Meta releases free ‘Code Llama 70B’ to challenge GPT-4 in AI coding race
Meta on Monday announced the release of its free code generation AI model and programming tool named Code Llama 70B. The new release is designed to generate and debug even larger programming strings compared to Meta’s previous offerings.
Code Llama 70B is “the largest and best-performing model” and one of the largest open-source AI models for code generation currently available, the company said. It was trained on 500 billion tokens of code and code-related data and has a context window of 100,000 tokens. Since the rollout of GPT 4 a few months ago, Meta has been working behind the scenes to close the gap in the AI coding race and take a bite out of GPT-4’s lead in code generation.
Code Llama 70B represents the latest version of Meta’s AI coding tool, building upon the foundation laid by their Llama 2 language model. With an impressive 70 billion parameters, it surpasses its predecessors in terms of size and capability.
According to Meta, Code Llama 70B is their most advanced code-generation AI model to date. Introduced in August, the Code Llama tools are freely available for both research and commercial use. As highlighted in a post on Meta’s AI blog, Code Llama 70B can handle a greater number of queries compared to earlier versions. This means developers can provide more prompts during programming, leading to increased accuracy in code generation.
In terms of performance, Code Llama 70B achieved a 53% accuracy score on the HumanEval benchmark, surpassing GPT-3.5’s 48.1% and approaching the 67% reported for GPT-4 in an OpenAI paper (PDF).
Mark Zuckerberg, Meta’s CEO, shared the news on Facebook, emphasizing the importance of AI models in coding and expressing pride in the advancements achieved with Code Llama.
“We’re open sourcing a new and improved Code Llama, including a larger 70B parameter model. Writing and editing code has emerged as one of the most important uses of AI models today. The ability to code has also proven to be important for AI models to process information in other domains more rigorously and logically. I’m proud of the progress here, and looking forward to including these advances in Llama 3 and future models as well,” Zuckerberg said.
Code Llama 70B is an extension of Llama 2, aiding developers in creating and debugging code strings from prompts. Last fall, Meta simultaneously launched two other Code Llama tools, Code Llama – Python and Code Llama – Instruct, each focused on specific coding languages.
Importantly, Code Llama 70B is accessible through three versions of the code generator and remains free for both research and commercial purposes. It was trained on a substantial 1TB of code and code-related data and is hosted on the code repository Hugging Face, which provides access to GPUs for running AI models.
Meta contends that its larger models, 34B, and 70B, deliver superior results, enhancing coding assistance. Notably, Code Llama 70B’s 53% accuracy score is a noteworthy improvement over GPT-3.5, positioning it as a formidable contender in the AI coding landscape.
Crucially, Code Llama 70B has sparked discussions about the democratization of AI and its potential impact on the software development industry.
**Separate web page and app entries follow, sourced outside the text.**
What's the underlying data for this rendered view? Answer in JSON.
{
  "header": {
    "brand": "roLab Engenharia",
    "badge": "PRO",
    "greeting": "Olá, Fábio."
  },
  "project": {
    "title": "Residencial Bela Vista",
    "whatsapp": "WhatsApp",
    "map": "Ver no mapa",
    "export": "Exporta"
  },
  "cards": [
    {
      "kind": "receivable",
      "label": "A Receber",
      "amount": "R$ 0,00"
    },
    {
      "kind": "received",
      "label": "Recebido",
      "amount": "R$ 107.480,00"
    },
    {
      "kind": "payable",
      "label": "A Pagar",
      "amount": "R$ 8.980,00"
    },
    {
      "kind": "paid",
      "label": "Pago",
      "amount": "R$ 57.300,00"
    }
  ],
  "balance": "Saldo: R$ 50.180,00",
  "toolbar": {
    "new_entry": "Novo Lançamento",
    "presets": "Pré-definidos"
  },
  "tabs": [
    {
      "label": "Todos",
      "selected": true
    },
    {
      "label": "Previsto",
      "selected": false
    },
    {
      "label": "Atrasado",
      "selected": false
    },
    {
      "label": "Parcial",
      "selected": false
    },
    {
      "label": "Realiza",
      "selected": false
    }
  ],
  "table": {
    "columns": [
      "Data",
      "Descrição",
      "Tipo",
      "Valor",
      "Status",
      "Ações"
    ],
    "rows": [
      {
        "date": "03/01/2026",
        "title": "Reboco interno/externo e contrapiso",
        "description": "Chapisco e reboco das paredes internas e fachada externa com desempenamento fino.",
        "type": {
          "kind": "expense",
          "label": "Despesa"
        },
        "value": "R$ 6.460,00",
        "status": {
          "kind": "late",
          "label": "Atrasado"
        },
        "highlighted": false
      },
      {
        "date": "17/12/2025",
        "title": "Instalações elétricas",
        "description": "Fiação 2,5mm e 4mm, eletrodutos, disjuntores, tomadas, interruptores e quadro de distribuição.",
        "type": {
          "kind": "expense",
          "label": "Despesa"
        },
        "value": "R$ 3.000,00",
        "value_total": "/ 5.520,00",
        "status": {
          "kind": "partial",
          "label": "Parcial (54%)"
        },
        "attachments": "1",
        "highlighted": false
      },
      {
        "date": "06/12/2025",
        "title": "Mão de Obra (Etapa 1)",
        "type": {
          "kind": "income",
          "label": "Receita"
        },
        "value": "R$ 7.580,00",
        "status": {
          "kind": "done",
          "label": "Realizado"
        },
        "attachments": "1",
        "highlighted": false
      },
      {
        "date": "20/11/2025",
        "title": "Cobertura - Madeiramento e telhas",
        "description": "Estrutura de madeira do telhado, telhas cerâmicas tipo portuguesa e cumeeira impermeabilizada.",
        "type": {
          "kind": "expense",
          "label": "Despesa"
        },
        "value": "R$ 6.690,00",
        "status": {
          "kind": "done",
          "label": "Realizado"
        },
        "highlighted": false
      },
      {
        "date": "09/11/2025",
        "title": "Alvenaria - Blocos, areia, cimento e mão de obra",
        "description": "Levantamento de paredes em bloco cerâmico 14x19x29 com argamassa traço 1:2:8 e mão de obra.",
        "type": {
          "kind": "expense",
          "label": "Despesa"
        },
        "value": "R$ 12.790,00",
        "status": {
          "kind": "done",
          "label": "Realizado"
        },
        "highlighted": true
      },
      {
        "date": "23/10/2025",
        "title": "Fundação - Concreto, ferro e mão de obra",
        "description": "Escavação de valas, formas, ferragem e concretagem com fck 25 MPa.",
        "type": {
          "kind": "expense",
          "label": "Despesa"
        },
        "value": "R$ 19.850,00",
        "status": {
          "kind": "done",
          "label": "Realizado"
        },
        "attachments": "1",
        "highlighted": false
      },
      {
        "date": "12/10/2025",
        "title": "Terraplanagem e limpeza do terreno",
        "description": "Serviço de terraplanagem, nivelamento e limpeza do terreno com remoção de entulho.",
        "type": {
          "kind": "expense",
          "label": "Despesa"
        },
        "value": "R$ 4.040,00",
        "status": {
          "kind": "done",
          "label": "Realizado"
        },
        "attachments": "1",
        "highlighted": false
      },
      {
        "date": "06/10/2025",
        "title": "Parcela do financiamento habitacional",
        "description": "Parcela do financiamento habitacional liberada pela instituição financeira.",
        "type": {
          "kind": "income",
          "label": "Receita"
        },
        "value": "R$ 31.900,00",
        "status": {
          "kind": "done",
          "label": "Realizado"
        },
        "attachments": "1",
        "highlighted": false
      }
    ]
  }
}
Unlike GPT-4, which is not publicly available, Code Llama 70B is completely free and open-source, making it a valuable tool for developers at all levels and fostering collaboration and development in the AI coding space.
The release of Code Llama 70B signals a significant milestone in AI programming, offering exciting possibilities for the future of software development. However, it also prompts important considerations regarding the role of AI in the workforce, with discussions about potential job displacement and ethical implications in AI coding.
Meta is not alone in this endeavor, as other AI developers, such as Amazon and Microsoft, have released code generators in the past year. Overall, the emergence of Code Llama 70B marks a noteworthy development, raising questions and expectations for the trajectory of AI in programming.